I know, I know. It’s a bait and switch. You come for politics and, instead, I hit you with a philosophical question. But it’s a question that’s been vexing me for some time, and I think I’ve come up with an answer. Here goes:
What is the meaning of life?
It doesn’t matter. What matters is that you think life has meaning.
The meaning of life is what we choose to make of our lives. For some people, their purpose on the earth is writ large. There are the Florence Nightingales and Mother Theresas whose lives are consumed by an overriding passion to serve others. There are the Winston Churchills who are driven by an overriding passion to lead others — presumably for the benefit of those being led.
And then, of course, there are the people who unexpectedly have a central purpose thrust upon them and who rise to the challenge. In that category, I think, are all those people we read about who are going through the daily lives and suddenly find themselves rescuing a train full of people from a terrorist attack or the young men and women who find themselves in a war zone and discover that they can fight. Think of Audie Murphy, the sharecropper’s child, who became one of the most decorated combat soldiers in World War II.

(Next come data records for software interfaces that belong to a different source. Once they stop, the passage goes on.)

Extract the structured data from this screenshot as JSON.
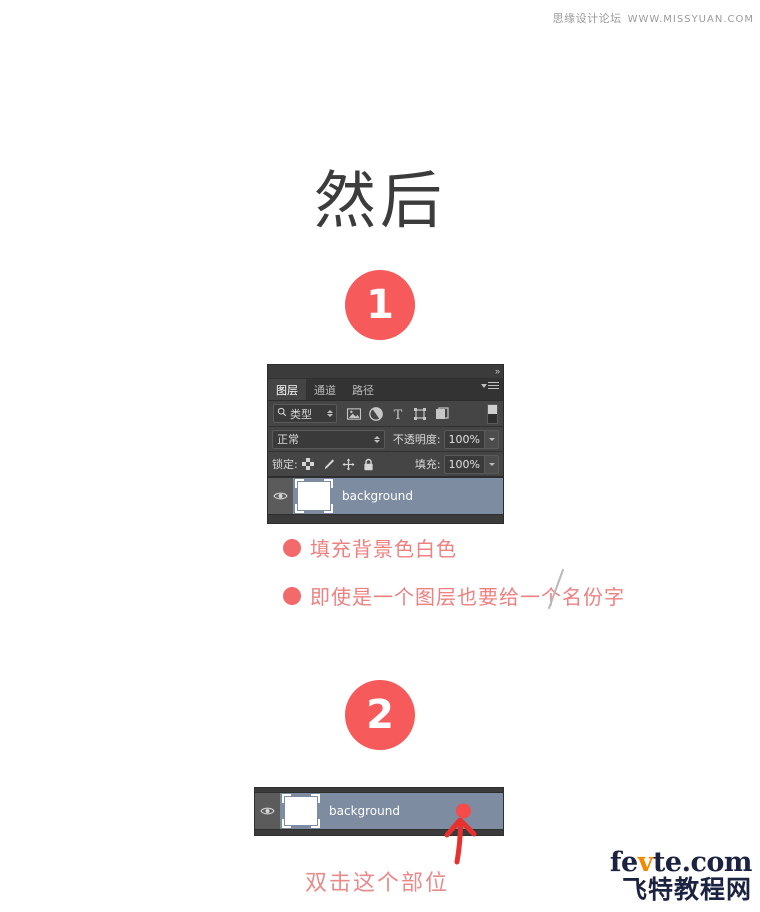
{
  "watermark": {
    "forum": "思缘设计论坛",
    "url": "WWW.MISSYUAN.COM"
  },
  "page": {
    "title": "然后"
  },
  "steps": [
    {
      "badge": "1"
    },
    {
      "badge": "2"
    }
  ],
  "ps_panel": {
    "collapse_icon": "»",
    "tabs": [
      {
        "label": "图层",
        "active": true
      },
      {
        "label": "通道",
        "active": false
      },
      {
        "label": "路径",
        "active": false
      }
    ],
    "menu_icon": "panel-menu-icon",
    "filter_row": {
      "search_icon": "search-icon",
      "filter_type_label": "类型",
      "icons": [
        {
          "name": "pixel-layer-filter-icon"
        },
        {
          "name": "adjustment-layer-filter-icon"
        },
        {
          "name": "type-layer-filter-icon"
        },
        {
          "name": "shape-layer-filter-icon"
        },
        {
          "name": "smart-object-filter-icon"
        }
      ],
      "toggle": "filter-enable-toggle"
    },
    "blend_row": {
      "blend_mode": "正常",
      "opacity_label": "不透明度:",
      "opacity_value": "100%"
    },
    "lock_row": {
      "lock_label": "锁定:",
      "lock_icons": [
        {
          "name": "lock-transparent-pixels-icon"
        },
        {
          "name": "lock-image-pixels-icon"
        },
        {
          "name": "lock-position-icon"
        },
        {
          "name": "lock-all-icon"
        }
      ],
      "fill_label": "填充:",
      "fill_value": "100%"
    },
    "layer": {
      "visibility_icon": "eye-icon",
      "thumbnail": "layer-thumbnail-white",
      "name": "background"
    }
  },
  "ps_strip": {
    "layer": {
      "visibility_icon": "eye-icon",
      "thumbnail": "layer-thumbnail-white",
      "name": "background"
    },
    "marker": "red-target-dot"
  },
  "notes": [
    {
      "text": "填充背景色白色"
    },
    {
      "text": "即使是一个图层也要给一个名份字"
    }
  ],
  "caption": "双击这个部位",
  "logo": {
    "en_before": "fe",
    "en_v": "v",
    "en_after": "te.com",
    "cn": "飞特教程网"
  },
  "colors": {
    "accent_red": "#f75a5a",
    "note_red": "#ef8080",
    "panel_bg": "#3b3b3b",
    "panel_row_bg": "#454545",
    "layer_selected": "#7d8ca0",
    "logo_navy": "#1c2340",
    "logo_orange": "#f08a00",
    "title_gray": "#3c3c3c"
  }
}
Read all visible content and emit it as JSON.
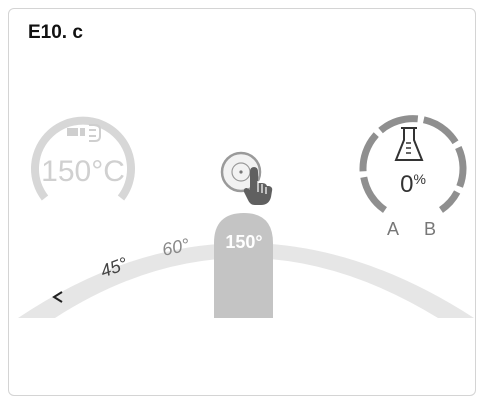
{
  "header": {
    "title": "E10. c"
  },
  "temp_gauge": {
    "value_label": "150°C",
    "icon": "blower-icon",
    "color": "#cfcfcf"
  },
  "start_button": {
    "icon": "touch-hand-icon"
  },
  "reagent_gauge": {
    "icon": "flask-icon",
    "percent": "0",
    "percent_unit": "%",
    "label_a": "A",
    "label_b": "B",
    "color": "#8f8f8f"
  },
  "arc_scale": {
    "labels": [
      "45°",
      "60°"
    ],
    "selected_label": "150°",
    "back_icon": "chevron-left-icon",
    "arc_color": "#e6e6e6",
    "selector_color": "#c4c4c4"
  }
}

Most of us, though, do not believe that we have a higher calling nor do we find ourselves in situations where we have greatness thrust upon us. Instead, we just go through our lives: we grow up, attend school, get a job, and raise children. All those activities, of course, have some meaning, especially procreation, which is the minimum requirement for all species in order to survive.
What I’ve come to believe, though, is that the people who get the most satisfaction from life are those who looking beyond mere survival and deliberately imbue other aspects of their lives with meaning. This is not the same as becoming a special snowflake who believes that his every thought and act is an exquisite thing that must be revealed to and cherished by those in his world. Instead, it comes from looking at the things we do in our lives and making conscious decisions to improve ourselves.
I’ve thought about this a lot since I made a new friend recently who occasionally bemoans the fact that we hadn’t met when we were younger so that our friendship could have had a longer time for us to enjoy. That’s a nice thought, but the reality is that I was not a nice person when I was young. True to my semi-European, semi-Communist upbringing, as well as a very large dollop of my own difficult personality, I was snobby, prudish, condescending, perpetually discontent, and frequently quite unkind. Looking back, I wouldn’t even have wanted to be friends with me, and it’s a testament to the good quality of people with whom I surrounded myself that they were willing to be my friends.
I’d like to think that I’m a nicer person now. For the last twenty-five years, I’ve giving meaning to my life by refusing just to plod through one day after another, unthinkingly. Instead, I’ve given some thought every day to how I can be a better person: a better friend, a better lawyer, a kinder person, a better daughter, a better mother, etc. I’ve concluded that, if there is a God, that God gave me the capacity to grow and improve throughout my life. It’s, therefore, an act remarkably close to sacrilege to ignore that unique human attribute.
Again, this is not about being a special snowflake and assuring everybody that I’ve reached peak human perfection (which, Lord knows, I haven’t). It’s about imbuing the ordinary passage of my days by concentrating on how I can improve myself — a very American concept when one thinks about. So perhaps the meaning of life is to be American. 😉
This is about as deep as my deep thoughts get, reminding me of the insult I once heard an ignorant Leftist (was it Gary Trudeau?) throw at Ronald Reagan: “You can wade through his deepest thoughts without getting your ankles wet.” If you’d like to take this thread into deeper philosophical waters, please do. I’d love to hear what others have to say on this subject.